Lund University, Sweeden, is now launching the popular course “Christianity” as a worldwide internet course.
The course “Christianity” (TEO D01, 30 ECTS credits) explores the origins and varieties of Christianity throughout the world today. It traces Christianity’s development from a local group of Jesus followers to a worldwide movement of faith communities, the formation of Christian doctrines and identities and the emergence and reception of the Bible as Christian Scriptures.
The course is offered entirely through internet communication technology, providing maximal accessibility and independence of location so that whoever wishes can enroll from anywhere on the globe.
The Centre for Theology and Religious Studies (CTR) at Lund University is committed to the highest standards of academic excellence; its faculty is completely independent of confessional or religious affiliations. Whoever is looking for an approach to the subject that is non-confessional yet sympathetic, that combines a Religious Studies perspective with a familiarity with faith contexts, may find this to be an interesting course.
The website of the course is: http://www.teol.lu.se/teod01/.
The School of Mission & Theology is now to be accredited as “vitenskapelig Høgskole”, that is, it is accredited as being on university level, with university rights within its fields of studies. The accredition process is to be finalized by the government, but that is rather formalistic procedure as the investigating NOKUT has approved of such an accredtition.
Professors Jey J. Kanagaraj (Hindustan Bible Institute & College, India), Stelian Tofana (Faculty of Orthodox Theology at Babes-Bolyai University, Romania) and Jostein Ådna (School of Mission and Theology, Norway) coordinate the seminar “History and Theology of Mission in the New Testament: Global Challenges and Opportunities” in Studiorum Novi Testamenti Societas (SNTS). The seminar started its work during the 62nd General Meeting of SNTS in Sibiu, Romania, in 2007 and plans to continue for the next four annual General Meetings, i.e. Lund, Sweden, in 2008; Vienna, Austria, in 2009; Berlin, Germany, in 2010; and Annandale-on-Hudson, USA, in 2011.
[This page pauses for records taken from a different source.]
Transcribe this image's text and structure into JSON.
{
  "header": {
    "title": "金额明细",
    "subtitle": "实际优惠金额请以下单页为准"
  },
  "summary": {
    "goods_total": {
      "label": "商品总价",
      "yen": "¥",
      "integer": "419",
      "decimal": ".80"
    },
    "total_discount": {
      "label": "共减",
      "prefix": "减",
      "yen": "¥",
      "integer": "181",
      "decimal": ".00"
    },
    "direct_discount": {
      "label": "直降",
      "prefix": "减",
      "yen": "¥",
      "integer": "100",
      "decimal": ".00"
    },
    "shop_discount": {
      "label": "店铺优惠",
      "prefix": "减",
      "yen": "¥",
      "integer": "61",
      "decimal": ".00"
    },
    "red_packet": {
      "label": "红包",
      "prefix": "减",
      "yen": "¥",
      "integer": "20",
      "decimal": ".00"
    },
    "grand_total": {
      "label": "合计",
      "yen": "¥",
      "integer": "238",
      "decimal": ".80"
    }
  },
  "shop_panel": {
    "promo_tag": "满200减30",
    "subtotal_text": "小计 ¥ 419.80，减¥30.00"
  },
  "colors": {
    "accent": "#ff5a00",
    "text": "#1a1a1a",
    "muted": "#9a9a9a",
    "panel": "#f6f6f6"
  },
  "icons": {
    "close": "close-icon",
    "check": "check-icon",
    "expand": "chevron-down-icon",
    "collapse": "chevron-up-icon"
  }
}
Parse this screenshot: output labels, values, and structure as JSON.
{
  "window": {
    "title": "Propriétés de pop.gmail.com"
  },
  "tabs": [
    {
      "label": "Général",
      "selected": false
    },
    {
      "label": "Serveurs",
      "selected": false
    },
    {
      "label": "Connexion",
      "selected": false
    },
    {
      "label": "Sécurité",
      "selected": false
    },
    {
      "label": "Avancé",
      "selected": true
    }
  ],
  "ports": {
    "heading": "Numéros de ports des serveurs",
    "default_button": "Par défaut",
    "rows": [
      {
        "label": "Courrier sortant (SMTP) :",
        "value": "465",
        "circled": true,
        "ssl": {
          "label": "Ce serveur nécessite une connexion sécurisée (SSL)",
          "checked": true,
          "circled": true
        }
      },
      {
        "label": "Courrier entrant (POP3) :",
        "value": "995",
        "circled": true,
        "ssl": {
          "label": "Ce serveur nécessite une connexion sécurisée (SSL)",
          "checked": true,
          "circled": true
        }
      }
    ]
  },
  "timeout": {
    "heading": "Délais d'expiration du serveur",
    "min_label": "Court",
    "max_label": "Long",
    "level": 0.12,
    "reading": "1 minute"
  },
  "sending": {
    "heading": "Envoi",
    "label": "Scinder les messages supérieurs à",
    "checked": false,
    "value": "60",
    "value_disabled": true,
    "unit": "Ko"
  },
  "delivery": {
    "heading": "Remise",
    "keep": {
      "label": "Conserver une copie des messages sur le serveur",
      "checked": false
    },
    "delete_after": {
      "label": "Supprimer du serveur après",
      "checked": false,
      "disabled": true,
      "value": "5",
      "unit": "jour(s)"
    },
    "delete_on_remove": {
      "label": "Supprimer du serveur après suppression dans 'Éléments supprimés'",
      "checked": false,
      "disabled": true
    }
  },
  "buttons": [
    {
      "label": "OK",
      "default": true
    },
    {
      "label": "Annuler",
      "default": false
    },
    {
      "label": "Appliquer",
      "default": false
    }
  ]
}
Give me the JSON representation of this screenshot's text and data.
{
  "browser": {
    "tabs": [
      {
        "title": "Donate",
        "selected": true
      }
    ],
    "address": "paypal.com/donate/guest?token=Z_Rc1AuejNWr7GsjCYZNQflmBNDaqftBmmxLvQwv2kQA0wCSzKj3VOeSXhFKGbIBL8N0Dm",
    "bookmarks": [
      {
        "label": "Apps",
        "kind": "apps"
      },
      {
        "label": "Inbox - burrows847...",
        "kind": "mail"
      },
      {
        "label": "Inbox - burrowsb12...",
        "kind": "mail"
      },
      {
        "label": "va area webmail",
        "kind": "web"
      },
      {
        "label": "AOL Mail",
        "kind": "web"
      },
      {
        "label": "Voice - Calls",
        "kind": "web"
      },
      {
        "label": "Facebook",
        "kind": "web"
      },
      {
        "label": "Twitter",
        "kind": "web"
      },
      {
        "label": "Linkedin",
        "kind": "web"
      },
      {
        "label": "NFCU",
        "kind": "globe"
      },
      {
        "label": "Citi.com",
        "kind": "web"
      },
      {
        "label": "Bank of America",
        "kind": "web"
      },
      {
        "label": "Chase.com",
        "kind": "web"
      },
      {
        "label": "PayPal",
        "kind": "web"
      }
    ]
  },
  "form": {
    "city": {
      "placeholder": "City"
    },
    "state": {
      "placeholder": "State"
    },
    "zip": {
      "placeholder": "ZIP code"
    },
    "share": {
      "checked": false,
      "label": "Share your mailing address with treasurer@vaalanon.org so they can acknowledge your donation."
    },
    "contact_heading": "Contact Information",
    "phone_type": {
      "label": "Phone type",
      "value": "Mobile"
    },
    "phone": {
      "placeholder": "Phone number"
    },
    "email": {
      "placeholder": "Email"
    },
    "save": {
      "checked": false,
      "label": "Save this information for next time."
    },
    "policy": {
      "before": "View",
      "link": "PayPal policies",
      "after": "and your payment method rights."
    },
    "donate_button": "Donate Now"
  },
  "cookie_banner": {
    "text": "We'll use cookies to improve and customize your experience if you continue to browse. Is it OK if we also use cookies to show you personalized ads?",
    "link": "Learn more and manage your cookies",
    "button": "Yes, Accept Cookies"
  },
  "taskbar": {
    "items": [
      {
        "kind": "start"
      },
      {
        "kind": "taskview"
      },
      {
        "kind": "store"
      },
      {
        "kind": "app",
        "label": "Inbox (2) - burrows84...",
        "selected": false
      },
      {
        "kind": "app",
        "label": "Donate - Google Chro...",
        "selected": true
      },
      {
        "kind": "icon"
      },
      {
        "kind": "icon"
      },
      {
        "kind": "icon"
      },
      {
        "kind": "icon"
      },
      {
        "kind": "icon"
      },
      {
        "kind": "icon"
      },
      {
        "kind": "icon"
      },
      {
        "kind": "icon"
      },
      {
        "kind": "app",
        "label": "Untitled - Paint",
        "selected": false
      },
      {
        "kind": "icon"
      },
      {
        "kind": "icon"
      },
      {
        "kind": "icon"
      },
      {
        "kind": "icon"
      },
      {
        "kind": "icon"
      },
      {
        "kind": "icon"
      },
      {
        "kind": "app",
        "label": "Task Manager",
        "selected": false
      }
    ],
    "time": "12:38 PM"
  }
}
The rationale of the seminar is to contribute to the ongoing scholarly discussion and exchange on the issue of mission – both historically, exegetically and hermeneutically. The seminar coordinators have the ambition that new insights regarding the early history of mission (New Testament and Early Patristics) and the interpretation of pertinent New Testament texts will be gained. Current global challenges and opportunities in the contemporary world add immensely to the agenda of the seminar. The seminar will hopefully also be an arena for participants helping each other to understand the centrality of God’s mission and the way in which theologians, New Testament scholars in particular, may be involved in mission in the pluralistic and cross-cultural set up of today’s world.